Penn State Downtown Theatre Center
Created by Larry Gallagher
Directed by Amy Anders Corcoran
Last seen on our stage in 2001 . . .Who can get enough of Beehive?
Six wailing women, a hot six-piece band, fifty outrageous costumes and wigs, and fifteen cans of hairspray a week can only mean one thing–BEEHIVE, the ’60s musical sensation, is back on our stage!
Beehive is a high-energy musical revue tracing the legendary music of the 1960s through thirty-seven popular hits of the girl groups and solo singers of the era. The Chiffons, The Supremes, Tina Turner, and Aretha Franklin are just some of the pop stars portrayed by the super talented cast. Hear such favorites as “My Boyfriend’s Back,” “One Day,” “Where the Boys Are,” “Downtown,” “Proud Mary,” and “R-E-S-P-E-C-T.”
Penn State Downtown Theatre Center
Book and lyrics by Joe DiPietro and music by Jimmy Roberts
Directed by Cary Libkin
Last seen on our stage in 2003 . . .It’s time for a refresher course in LOVE!
What could be better than a return smash hit musical comedy about everything you have ever secretly thought about dating, romance, marriage, lovers, husbands, wives, and in-laws, but were afraid to admit?
Off-Broadway's longest running musical, I Love You, You're Perfect, Now Change is a musical comedy about love in suburbia. It has been described as "Seinfeld set to music." The talented comedic actors play over 40 roles as they explore the various ups and downs of love and different types of relationships. From single life to dating to marriage to the end of relationships, this play explores the whole cycle with humor, emotion, and insight. Perfect for anyone who's ever experienced the ups and downs of modern romance, I Love You, You're Perfect, Now Change has inspired at least 57 proposals in its own audience, each of them answered with a "yes." Come see this inspiring, laugh-out-loud funny musical celebration of relationships.
Penn State Downtown Theatre Center
By Liz Flahive
Directed by Robert W. Schneider
An uproarious and uplifting contemporary comedy!
The Barretts wish their family could make it through one day unnoticed, but that’s going to be hard now that their son has to publicly apologize to his entire high school for publishing his enemies list. A contemporary new comedy about the highs and lows of family life!

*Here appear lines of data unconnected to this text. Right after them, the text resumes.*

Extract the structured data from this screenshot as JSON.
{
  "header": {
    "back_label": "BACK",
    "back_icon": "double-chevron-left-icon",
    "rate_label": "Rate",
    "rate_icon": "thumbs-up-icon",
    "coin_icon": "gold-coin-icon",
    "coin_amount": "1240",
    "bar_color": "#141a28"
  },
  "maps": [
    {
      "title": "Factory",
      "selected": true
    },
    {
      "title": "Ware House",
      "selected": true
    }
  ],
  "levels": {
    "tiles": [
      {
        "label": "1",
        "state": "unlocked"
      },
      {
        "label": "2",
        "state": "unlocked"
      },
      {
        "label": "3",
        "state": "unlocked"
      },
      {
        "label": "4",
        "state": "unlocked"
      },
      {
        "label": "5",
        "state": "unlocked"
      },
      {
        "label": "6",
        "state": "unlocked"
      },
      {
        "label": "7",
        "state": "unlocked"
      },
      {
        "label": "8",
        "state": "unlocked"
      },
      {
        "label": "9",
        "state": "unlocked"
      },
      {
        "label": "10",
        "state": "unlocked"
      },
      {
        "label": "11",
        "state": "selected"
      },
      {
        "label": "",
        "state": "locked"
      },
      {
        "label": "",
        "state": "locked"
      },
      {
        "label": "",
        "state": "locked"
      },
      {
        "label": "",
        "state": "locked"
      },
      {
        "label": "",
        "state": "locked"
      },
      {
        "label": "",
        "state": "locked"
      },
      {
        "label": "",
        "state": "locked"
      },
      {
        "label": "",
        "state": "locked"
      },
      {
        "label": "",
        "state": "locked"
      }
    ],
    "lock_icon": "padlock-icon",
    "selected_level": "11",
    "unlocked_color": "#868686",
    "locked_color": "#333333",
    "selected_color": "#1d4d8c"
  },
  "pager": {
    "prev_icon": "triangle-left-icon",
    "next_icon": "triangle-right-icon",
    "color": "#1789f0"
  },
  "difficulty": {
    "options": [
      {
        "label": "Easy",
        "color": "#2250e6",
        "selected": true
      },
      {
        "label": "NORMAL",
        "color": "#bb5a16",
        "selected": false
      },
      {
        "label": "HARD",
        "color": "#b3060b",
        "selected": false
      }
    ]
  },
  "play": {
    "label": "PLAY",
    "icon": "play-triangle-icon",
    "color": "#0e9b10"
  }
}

Kenny Barrett did something that has everyone worried. He wishes he could just make it through the rest of his senior year unnoticed, but that's going to be hard since he has to publicly apologize to his entire high school. At home, his mother is struggling with a rocky start to her second marriage and a surprise visit from her estranged sister. A new play about a family limping out the door in the morning and coming home no matter what.